CarbonBrief. (2020). Explainer: Nine' tipping points' that could be triggered by climate change. [Online]. Available at: https://www.carbonbrief.org/explainer-nine-tipping-points-that-could-be-triggered-by-climate-change/ (Accessed on 22 September 2022).
Herr, A., Osaka, S., and Stone, M. (2022). The 7 climate tipping points that could change the world forever. [Online]. Grist. Available at: https://grist.org/climate-tipping-points-amazon-greenland-boreal-forest/ (Accessed on 21 September 2022).
Lenton, T. M., Rockström, J., Gaffney, O., Rahmstorf, S., Richardson, K., Steffen, W., & Schellnhuber, H. J. (2019). Climate tipping points—too risky to bet against. https://www.nature.com/articles/d41586-019-03595-0 (Accessed on 21 September 2022).

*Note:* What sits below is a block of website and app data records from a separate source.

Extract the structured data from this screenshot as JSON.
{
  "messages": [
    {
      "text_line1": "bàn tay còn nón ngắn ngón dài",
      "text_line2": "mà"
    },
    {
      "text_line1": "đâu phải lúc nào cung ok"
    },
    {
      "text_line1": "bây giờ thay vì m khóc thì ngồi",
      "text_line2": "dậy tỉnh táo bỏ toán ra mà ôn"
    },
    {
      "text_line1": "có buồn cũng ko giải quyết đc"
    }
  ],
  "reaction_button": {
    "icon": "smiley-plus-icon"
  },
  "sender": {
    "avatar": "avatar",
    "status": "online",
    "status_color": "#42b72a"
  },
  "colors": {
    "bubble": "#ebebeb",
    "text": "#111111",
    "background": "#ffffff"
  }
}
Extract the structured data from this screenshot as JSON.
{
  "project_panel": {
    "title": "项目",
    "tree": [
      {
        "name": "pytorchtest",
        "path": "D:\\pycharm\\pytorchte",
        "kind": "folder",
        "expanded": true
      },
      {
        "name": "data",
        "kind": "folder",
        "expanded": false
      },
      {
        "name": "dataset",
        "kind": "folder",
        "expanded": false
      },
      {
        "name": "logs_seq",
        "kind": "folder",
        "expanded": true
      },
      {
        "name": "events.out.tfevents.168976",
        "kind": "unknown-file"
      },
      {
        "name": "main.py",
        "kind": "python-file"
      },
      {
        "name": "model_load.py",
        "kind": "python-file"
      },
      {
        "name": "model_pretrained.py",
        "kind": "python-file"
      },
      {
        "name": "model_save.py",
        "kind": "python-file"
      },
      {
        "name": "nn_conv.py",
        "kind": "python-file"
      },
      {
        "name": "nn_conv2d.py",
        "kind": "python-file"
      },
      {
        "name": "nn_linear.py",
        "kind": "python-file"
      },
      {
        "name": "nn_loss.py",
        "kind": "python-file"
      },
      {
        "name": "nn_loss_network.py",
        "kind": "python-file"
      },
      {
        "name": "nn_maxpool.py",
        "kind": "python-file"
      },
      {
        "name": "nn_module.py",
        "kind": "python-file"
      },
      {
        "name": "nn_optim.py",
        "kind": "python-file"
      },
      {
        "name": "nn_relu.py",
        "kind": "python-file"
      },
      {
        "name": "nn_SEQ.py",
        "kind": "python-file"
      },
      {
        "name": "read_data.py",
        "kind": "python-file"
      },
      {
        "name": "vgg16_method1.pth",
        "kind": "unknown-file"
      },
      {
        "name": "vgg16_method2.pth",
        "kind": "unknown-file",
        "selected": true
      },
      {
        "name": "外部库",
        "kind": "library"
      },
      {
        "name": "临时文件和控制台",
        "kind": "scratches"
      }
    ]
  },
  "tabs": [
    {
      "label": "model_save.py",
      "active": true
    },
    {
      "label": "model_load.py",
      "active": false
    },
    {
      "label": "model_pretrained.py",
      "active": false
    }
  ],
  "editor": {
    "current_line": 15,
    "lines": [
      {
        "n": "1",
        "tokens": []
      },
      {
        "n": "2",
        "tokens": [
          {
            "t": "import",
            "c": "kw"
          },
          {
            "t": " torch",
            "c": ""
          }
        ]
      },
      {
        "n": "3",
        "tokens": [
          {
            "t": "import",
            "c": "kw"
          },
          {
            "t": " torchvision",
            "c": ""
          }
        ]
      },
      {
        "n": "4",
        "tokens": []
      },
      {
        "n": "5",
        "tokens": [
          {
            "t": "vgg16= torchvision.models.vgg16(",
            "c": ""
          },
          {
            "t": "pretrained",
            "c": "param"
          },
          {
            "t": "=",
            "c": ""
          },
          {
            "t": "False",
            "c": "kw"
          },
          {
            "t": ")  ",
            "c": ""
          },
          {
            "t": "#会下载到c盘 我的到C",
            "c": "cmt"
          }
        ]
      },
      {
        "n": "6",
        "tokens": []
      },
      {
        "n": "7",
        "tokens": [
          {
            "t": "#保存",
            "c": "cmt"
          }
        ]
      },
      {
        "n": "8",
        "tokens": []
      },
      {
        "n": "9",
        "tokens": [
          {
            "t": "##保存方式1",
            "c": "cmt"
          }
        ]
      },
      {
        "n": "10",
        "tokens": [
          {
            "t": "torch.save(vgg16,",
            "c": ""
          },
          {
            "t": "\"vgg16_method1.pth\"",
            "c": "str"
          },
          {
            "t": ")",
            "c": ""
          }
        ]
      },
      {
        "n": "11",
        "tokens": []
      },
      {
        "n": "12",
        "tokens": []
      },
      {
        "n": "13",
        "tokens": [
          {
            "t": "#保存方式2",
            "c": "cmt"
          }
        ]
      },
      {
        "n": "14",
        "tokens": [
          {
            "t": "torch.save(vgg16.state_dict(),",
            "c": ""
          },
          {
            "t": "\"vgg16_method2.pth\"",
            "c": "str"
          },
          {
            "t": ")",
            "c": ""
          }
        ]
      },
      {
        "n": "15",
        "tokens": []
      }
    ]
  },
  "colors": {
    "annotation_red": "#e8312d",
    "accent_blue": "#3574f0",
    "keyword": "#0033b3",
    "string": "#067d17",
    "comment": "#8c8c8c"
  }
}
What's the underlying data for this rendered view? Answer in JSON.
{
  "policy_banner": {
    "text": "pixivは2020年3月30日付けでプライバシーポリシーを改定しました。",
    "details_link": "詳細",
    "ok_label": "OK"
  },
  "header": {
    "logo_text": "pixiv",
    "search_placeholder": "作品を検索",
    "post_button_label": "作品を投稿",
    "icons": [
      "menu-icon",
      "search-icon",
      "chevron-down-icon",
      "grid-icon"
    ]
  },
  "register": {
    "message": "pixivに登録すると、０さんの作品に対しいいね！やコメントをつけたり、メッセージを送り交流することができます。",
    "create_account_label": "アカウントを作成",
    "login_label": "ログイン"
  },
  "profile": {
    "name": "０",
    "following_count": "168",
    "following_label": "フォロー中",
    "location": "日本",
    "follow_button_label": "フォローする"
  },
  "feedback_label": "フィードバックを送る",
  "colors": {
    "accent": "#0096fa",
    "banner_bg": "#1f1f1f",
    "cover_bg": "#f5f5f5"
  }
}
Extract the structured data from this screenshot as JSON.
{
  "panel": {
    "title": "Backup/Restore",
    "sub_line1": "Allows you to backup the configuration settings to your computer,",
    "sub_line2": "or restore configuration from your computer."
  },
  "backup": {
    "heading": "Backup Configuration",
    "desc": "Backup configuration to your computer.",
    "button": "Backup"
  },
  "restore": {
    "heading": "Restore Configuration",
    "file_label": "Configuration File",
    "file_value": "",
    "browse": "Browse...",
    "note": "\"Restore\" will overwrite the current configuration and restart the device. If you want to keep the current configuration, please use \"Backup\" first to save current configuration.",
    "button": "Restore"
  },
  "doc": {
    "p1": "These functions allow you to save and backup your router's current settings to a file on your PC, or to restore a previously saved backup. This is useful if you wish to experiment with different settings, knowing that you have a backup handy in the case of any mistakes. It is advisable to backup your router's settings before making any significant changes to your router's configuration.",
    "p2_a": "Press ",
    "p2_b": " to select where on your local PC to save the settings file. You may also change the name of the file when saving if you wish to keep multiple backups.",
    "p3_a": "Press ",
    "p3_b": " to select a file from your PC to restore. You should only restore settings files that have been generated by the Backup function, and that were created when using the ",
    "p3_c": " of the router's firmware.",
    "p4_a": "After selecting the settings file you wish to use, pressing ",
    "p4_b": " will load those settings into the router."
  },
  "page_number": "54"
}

Potsdam Institute For Climate Impact Research. (2022). Tipping Elements - big risks in the Earth System. [Online]. Available at: https://www.pik-potsdam.de/en/output/infodesk/tipping-elements/tipping-elements/ (Accessed on 21 September 2022).
Stallard, E. (2022). Climate change: Six tipping points' likely' to be crossed. [Online]. BBC News. Available at: https://www.bbc.com/news/science-environment-62838627 (Accessed on 21 September 2022).
Wunderling, N., Donges, J., Kurths, J., & Winkelmann, R. (2021). Interacting tipping elements increase risk of climate domino effects under global warming. Earth System Dynamics Discussions. https://doi.org/10.5194/esd-2020-18 (Accessed on 21 September 2022)